Source records
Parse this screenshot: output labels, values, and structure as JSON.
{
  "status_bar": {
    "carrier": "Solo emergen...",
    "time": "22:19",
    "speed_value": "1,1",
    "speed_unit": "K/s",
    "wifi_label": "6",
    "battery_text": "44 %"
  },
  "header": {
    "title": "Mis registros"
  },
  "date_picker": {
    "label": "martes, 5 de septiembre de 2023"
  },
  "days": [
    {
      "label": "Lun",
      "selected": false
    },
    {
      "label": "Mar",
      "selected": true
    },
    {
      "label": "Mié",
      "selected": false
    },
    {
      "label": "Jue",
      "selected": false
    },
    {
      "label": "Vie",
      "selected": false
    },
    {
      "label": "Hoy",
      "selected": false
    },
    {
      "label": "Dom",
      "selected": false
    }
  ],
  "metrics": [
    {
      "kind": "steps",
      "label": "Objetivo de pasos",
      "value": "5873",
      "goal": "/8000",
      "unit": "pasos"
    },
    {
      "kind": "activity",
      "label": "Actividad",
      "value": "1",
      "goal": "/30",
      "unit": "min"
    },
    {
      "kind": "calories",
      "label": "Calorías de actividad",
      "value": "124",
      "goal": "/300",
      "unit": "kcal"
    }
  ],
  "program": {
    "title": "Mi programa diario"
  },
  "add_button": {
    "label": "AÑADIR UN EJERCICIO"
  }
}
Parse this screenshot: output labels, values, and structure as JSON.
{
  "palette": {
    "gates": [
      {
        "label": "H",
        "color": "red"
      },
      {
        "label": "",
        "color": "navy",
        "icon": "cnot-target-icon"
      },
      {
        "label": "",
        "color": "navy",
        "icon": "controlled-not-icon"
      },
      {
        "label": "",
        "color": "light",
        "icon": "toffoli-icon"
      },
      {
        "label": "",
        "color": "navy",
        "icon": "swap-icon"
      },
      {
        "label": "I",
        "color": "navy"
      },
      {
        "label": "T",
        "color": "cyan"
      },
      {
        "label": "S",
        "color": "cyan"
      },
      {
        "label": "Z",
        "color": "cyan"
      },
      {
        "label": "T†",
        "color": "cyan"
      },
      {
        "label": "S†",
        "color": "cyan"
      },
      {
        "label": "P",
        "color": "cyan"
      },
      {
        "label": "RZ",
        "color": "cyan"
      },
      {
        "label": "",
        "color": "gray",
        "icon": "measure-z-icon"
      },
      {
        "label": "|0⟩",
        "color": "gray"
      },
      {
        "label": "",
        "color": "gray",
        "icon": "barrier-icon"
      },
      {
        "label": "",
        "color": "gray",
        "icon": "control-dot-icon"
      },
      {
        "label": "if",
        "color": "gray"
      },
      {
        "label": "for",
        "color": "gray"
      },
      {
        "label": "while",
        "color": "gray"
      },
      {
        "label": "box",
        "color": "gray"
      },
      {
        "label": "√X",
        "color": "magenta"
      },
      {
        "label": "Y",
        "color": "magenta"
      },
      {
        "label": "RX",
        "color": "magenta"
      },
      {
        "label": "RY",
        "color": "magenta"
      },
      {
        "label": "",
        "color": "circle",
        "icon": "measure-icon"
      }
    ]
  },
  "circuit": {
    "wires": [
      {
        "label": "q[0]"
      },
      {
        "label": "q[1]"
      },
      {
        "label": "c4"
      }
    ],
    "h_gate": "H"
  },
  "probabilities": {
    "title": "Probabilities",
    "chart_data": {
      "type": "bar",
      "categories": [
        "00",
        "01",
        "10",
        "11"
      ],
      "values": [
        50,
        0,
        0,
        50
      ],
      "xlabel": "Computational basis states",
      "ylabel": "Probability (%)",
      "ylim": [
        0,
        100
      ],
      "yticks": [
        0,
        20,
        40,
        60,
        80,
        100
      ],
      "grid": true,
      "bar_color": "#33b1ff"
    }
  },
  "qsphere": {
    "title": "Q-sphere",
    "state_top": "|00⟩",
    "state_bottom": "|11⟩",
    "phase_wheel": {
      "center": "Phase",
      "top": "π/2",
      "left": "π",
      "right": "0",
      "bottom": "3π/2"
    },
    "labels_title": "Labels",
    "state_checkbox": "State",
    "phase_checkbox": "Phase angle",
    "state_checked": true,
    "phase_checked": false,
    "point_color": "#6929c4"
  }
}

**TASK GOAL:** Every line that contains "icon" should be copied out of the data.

**OUTPUT FOR THIS EXERCISE:**
        "icon": "cnot-target-icon"
        "icon": "controlled-not-icon"
        "icon": "toffoli-icon"
        "icon": "swap-icon"
        "icon": "measure-z-icon"
        "icon": "barrier-icon"
        "icon": "control-dot-icon"
        "icon": "measure-icon"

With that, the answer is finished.